*** Exercise material ***

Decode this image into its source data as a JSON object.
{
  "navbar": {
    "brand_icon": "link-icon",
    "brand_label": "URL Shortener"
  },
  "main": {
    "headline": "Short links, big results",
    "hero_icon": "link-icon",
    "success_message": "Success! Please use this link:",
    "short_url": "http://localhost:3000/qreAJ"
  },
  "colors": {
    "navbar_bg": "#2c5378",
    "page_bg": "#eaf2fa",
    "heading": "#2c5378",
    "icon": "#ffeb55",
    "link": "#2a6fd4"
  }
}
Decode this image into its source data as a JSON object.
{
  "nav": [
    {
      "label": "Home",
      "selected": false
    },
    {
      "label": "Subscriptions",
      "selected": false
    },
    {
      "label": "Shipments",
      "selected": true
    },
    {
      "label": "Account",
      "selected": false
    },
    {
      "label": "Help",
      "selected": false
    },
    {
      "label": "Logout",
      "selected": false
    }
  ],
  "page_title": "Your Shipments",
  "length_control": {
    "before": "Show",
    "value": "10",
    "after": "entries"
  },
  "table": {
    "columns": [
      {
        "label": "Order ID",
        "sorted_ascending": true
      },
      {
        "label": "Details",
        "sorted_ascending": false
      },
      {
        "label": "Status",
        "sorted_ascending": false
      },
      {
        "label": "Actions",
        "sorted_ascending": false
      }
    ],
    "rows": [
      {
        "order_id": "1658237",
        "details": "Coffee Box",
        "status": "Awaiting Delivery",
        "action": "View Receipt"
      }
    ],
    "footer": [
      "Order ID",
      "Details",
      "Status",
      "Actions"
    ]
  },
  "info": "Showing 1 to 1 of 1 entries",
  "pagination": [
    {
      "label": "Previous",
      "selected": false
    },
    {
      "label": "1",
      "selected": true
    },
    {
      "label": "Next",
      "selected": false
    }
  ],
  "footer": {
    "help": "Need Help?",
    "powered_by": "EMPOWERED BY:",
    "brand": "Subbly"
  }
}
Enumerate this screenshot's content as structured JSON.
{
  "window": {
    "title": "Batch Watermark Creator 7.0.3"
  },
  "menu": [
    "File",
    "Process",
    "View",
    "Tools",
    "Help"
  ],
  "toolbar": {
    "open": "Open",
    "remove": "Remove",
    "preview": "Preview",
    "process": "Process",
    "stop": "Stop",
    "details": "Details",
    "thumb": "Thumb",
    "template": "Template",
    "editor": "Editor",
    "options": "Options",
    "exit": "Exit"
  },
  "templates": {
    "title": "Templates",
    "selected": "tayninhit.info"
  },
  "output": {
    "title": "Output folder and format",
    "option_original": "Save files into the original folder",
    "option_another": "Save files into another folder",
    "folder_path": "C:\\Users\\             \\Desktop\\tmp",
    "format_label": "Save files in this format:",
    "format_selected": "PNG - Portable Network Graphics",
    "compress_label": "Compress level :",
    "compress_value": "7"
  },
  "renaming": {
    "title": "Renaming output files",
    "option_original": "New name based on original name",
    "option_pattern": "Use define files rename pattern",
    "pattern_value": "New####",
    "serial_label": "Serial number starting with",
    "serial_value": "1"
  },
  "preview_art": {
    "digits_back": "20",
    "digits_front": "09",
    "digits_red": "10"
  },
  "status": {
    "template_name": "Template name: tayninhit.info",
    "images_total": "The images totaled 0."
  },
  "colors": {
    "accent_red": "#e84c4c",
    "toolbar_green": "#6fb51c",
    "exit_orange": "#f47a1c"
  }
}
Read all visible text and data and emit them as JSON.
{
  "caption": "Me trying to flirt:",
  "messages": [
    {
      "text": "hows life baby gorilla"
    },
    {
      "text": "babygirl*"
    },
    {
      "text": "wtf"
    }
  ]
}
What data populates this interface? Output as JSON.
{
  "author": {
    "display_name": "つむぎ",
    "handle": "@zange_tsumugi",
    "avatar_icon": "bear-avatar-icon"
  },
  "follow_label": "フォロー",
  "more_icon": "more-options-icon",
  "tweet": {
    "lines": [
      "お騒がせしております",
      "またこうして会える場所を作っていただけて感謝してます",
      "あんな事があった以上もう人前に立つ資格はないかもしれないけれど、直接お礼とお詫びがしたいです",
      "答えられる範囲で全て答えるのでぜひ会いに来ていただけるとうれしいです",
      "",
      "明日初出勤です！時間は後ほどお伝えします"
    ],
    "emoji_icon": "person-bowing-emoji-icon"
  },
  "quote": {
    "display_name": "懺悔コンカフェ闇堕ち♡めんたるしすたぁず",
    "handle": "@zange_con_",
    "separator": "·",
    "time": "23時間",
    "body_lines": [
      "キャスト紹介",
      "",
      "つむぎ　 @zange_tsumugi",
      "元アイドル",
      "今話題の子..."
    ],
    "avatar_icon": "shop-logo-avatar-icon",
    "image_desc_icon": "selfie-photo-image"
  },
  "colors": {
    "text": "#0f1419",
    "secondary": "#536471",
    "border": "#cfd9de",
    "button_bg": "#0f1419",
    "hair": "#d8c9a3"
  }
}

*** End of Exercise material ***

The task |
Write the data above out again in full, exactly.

Solution to this exercise |
Decode this image into its source data as a JSON object.
{
  "navbar": {
    "brand_icon": "link-icon",
    "brand_label": "URL Shortener"
  },
  "main": {
    "headline": "Short links, big results",
    "hero_icon": "link-icon",
    "success_message": "Success! Please use this link:",
    "short_url": "http://localhost:3000/qreAJ"
  },
  "colors": {
    "navbar_bg": "#2c5378",
    "page_bg": "#eaf2fa",
    "heading": "#2c5378",
    "icon": "#ffeb55",
    "link": "#2a6fd4"
  }
}
Decode this image into its source data as a JSON object.
{
  "nav": [
    {
      "label": "Home",
      "selected": false
    },
    {
      "label": "Subscriptions",
      "selected": false
    },
    {
      "label": "Shipments",
      "selected": true
    },
    {
      "label": "Account",
      "selected": false
    },
    {
      "label": "Help",
      "selected": false
    },
    {
      "label": "Logout",
      "selected": false
    }
  ],
  "page_title": "Your Shipments",
  "length_control": {
    "before": "Show",
    "value": "10",
    "after": "entries"
  },
  "table": {
    "columns": [
      {
        "label": "Order ID",
        "sorted_ascending": true
      },
      {
        "label": "Details",
        "sorted_ascending": false
      },
      {
        "label": "Status",
        "sorted_ascending": false
      },
      {
        "label": "Actions",
        "sorted_ascending": false
      }
    ],
    "rows": [
      {
        "order_id": "1658237",
        "details": "Coffee Box",
        "status": "Awaiting Delivery",
        "action": "View Receipt"
      }
    ],
    "footer": [
      "Order ID",
      "Details",
      "Status",
      "Actions"
    ]
  },
  "info": "Showing 1 to 1 of 1 entries",
  "pagination": [
    {
      "label": "Previous",
      "selected": false
    },
    {
      "label": "1",
      "selected": true
    },
    {
      "label": "Next",
      "selected": false
    }
  ],
  "footer": {
    "help": "Need Help?",
    "powered_by": "EMPOWERED BY:",
    "brand": "Subbly"
  }
}
Enumerate this screenshot's content as structured JSON.
{
  "window": {
    "title": "Batch Watermark Creator 7.0.3"
  },
  "menu": [
    "File",
    "Process",
    "View",
    "Tools",
    "Help"
  ],
  "toolbar": {
    "open": "Open",
    "remove": "Remove",
    "preview": "Preview",
    "process": "Process",
    "stop": "Stop",
    "details": "Details",
    "thumb": "Thumb",
    "template": "Template",
    "editor": "Editor",
    "options": "Options",
    "exit": "Exit"
  },
  "templates": {
    "title": "Templates",
    "selected": "tayninhit.info"
  },
  "output": {
    "title": "Output folder and format",
    "option_original": "Save files into the original folder",
    "option_another": "Save files into another folder",
    "folder_path": "C:\\Users\\             \\Desktop\\tmp",
    "format_label": "Save files in this format:",
    "format_selected": "PNG - Portable Network Graphics",
    "compress_label": "Compress level :",
    "compress_value": "7"
  },
  "renaming": {
    "title": "Renaming output files",
    "option_original": "New name based on original name",
    "option_pattern": "Use define files rename pattern",
    "pattern_value": "New####",
    "serial_label": "Serial number starting with",
    "serial_value": "1"
  },
  "preview_art": {
    "digits_back": "20",
    "digits_front": "09",
    "digits_red": "10"
  },
  "status": {
    "template_name": "Template name: tayninhit.info",
    "images_total": "The images totaled 0."
  },
  "colors": {
    "accent_red": "#e84c4c",
    "toolbar_green": "#6fb51c",
    "exit_orange": "#f47a1c"
  }
}
Read all visible text and data and emit them as JSON.
{
  "caption": "Me trying to flirt:",
  "messages": [
    {
      "text": "hows life baby gorilla"
    },
    {
      "text": "babygirl*"
    },
    {
      "text": "wtf"
    }
  ]
}
What data populates this interface? Output as JSON.
{
  "author": {
    "display_name": "つむぎ",
    "handle": "@zange_tsumugi",
    "avatar_icon": "bear-avatar-icon"
  },
  "follow_label": "フォロー",
  "more_icon": "more-options-icon",
  "tweet": {
    "lines": [
      "お騒がせしております",
      "またこうして会える場所を作っていただけて感謝してます",
      "あんな事があった以上もう人前に立つ資格はないかもしれないけれど、直接お礼とお詫びがしたいです",
      "答えられる範囲で全て答えるのでぜひ会いに来ていただけるとうれしいです",
      "",
      "明日初出勤です！時間は後ほどお伝えします"
    ],
    "emoji_icon": "person-bowing-emoji-icon"
  },
  "quote": {
    "display_name": "懺悔コンカフェ闇堕ち♡めんたるしすたぁず",
    "handle": "@zange_con_",
    "separator": "·",
    "time": "23時間",
    "body_lines": [
      "キャスト紹介",
      "",
      "つむぎ　 @zange_tsumugi",
      "元アイドル",
      "今話題の子..."
    ],
    "avatar_icon": "shop-logo-avatar-icon",
    "image_desc_icon": "selfie-photo-image"
  },
  "colors": {
    "text": "#0f1419",
    "secondary": "#536471",
    "border": "#cfd9de",
    "button_bg": "#0f1419",
    "hair": "#d8c9a3"
  }
}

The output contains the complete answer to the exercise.